2014: Making Failures
- Every genius has a trail of failures littering the trail to success.
- Failures are pointers (teachers) as you build the infrastructure of dreams.
- Failure keeps us humble (if being human didn’t do that trick).
- Failures are testaments to attempts, to inertia overcome.
- Failure makes us stronger for what lies ahead.
- Failure to accept and celebrate failures leads to arrogance.
Lately, after reading pieces by Marcelo Gleiser and Costica Bradanton, I’ve found two points pricking my subconscious -- a sure sign that paying attention would help.
First, the business of humility. It might be obvious that failure builds a certain amount of humility into our characters.

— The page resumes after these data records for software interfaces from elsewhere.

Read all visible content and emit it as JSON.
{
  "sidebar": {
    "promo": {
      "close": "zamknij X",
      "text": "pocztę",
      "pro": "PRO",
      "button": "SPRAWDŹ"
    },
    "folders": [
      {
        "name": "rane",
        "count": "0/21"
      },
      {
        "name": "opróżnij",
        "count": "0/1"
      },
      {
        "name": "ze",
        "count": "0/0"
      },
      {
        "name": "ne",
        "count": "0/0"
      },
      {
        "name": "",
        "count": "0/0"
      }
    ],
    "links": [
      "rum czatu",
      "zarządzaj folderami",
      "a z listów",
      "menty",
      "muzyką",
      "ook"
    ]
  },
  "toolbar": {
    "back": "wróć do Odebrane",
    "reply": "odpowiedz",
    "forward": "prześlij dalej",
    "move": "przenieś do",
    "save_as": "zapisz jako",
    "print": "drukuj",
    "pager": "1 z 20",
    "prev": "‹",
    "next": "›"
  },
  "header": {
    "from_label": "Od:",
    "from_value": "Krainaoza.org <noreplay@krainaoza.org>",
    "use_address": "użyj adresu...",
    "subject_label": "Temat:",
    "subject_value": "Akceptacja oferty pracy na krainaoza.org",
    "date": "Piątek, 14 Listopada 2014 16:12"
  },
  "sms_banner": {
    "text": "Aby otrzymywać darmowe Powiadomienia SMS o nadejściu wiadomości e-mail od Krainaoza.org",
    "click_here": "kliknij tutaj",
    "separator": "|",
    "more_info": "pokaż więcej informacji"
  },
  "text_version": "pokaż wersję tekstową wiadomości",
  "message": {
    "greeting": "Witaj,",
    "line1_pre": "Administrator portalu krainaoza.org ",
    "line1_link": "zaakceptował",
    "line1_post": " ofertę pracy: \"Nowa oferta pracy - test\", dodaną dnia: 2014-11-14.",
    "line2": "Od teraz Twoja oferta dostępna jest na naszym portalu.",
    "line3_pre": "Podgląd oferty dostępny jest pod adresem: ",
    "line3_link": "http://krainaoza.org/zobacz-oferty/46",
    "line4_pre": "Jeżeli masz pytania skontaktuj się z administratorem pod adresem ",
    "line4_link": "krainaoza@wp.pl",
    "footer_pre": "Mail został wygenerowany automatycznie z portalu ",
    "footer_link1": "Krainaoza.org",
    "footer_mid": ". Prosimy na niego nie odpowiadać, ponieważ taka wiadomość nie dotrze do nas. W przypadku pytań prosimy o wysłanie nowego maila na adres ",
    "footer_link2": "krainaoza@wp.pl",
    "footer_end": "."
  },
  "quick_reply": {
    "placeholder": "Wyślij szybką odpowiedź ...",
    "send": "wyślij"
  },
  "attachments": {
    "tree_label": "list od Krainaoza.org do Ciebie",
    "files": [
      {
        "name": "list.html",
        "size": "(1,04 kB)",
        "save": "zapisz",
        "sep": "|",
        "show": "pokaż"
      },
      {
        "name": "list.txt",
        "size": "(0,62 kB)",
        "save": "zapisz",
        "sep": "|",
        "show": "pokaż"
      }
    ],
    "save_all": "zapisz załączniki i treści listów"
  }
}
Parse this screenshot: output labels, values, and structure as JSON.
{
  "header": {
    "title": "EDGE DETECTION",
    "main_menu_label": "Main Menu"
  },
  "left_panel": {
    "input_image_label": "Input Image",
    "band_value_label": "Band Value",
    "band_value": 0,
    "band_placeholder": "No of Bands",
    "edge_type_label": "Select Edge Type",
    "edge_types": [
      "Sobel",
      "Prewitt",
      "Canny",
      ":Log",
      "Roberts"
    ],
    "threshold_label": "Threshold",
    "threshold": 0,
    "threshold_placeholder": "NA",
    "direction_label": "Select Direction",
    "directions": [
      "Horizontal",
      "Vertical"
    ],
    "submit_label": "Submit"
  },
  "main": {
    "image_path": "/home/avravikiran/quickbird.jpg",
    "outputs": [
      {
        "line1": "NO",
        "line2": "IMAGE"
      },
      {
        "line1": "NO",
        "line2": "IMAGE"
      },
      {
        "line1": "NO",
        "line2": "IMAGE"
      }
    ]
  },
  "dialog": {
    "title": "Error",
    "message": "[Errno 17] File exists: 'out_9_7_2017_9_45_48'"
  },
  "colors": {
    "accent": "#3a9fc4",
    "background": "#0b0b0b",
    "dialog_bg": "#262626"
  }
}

But how is that good unless humility is a core value? I might believe it is true, but how could it possibly help someone for whom that premise isn’t a given? I’ve come to this: Humility is a bridge attribute to her cousin, Empathy, who in turn, is one pathway to Kindness. In our quest as humans, to live in company with each other, Kindness is essential, non-negotiable, and never a wrong response. In my understanding, part of building a society and culture of growth depends on practicing Kindness. Humility, brought to us by our failures, allows us to learn tolerance and acceptance of our own shortcomings and those of others. Empathy. A bridge to Kindness built by Humility.
Finally, for as long as I can remember throwing seeds has been a source of Big Joy. Last year, learning that I could rename my bin of "rubbish" writing the “compost heap” was a large step forward in conceptualizing failures as useful. Compost is something I understand on several levels.
Seeing failures as making a heap from which new bits might spring has made throwing things there less onerous. So failures as seeds, as containing a germ of newness, surprise and perhaps greatness, is very appealing to seed lovers and throwers. I’ve known for a long while that failures are not as bad as I was led to believe, that they represent steps on the way to success. But seeing them as seeds, as entities of vitality and promise gives them a shine and sparkle of potential which encourages me to create a lot more of them. And that is a good way for me to start leaning into spring. I’ll need a big heap of failures...er...compost from which to jump.
If it is high enough, perhaps I’ll fly.